The two main logistical advantages of shooting with digital media are carrying a few CF cards instead of 300 rolls of film and the cost of CF cards verses the cost of film and processing. From a photographic standpoint, there is a much faster learning curve with digital. There is no substitute for immediately seeing the photographic results when you are in the field. You can also tell when you have the shot and are able to move on to capture new subjects without taking—and paying for—all of those dreaded insurance shots.
On the negative side (no pun intended), it is a full-time job just keeping up with the latest hardware, software, megapixels, higher ISO ratings, buffer speeds, computer storage, et cetera that is inherent in digital photography. In the days of film, a photographer could do the shoot, put the exposed film in a bag, and have a relaxing drink by the campfire. With digital there is a seemingly never-ending process of downloading, editing, processing, and backing up of the digital files. There is much less time to relax while on safari.

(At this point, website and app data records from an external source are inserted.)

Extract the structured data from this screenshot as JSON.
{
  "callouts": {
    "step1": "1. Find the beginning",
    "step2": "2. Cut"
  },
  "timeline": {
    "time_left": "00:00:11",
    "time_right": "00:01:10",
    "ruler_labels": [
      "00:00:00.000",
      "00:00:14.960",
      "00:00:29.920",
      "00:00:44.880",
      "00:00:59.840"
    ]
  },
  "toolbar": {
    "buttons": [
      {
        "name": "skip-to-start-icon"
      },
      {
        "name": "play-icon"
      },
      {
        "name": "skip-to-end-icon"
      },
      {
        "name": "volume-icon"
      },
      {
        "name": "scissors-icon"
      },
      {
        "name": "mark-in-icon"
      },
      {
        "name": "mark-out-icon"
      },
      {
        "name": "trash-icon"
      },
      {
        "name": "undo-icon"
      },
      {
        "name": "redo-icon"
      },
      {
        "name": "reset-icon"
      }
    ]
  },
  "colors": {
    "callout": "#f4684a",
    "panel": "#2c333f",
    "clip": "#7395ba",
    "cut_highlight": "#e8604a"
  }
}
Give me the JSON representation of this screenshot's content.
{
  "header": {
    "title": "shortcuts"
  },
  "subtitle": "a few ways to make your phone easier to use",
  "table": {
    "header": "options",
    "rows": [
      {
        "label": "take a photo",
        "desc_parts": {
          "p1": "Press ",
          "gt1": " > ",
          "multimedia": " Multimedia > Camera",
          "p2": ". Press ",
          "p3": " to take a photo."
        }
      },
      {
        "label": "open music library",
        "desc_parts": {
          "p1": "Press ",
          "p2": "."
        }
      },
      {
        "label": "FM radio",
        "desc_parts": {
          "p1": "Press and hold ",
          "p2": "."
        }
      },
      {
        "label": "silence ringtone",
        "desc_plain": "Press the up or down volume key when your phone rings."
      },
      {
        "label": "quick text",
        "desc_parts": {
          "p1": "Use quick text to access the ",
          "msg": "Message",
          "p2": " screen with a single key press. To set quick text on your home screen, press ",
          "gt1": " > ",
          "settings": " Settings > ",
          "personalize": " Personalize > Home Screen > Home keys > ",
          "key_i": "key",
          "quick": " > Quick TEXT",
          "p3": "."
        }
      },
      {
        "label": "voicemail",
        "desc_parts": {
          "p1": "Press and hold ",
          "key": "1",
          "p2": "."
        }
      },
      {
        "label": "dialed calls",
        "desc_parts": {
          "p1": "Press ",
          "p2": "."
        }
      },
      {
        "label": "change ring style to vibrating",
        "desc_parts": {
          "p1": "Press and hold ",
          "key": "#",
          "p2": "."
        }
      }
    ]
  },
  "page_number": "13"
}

Why? Because film is about process, digital about product or "results." Film photography is learned slowly, providing short term frustration but long term satisfaction as mastery develops. Digital is learned quickly, giving short term satisfaction but long term frustration with tools never mastered. If you aim for excellence, choose carefully or the digicam may run away with your safari (African or otherwise)!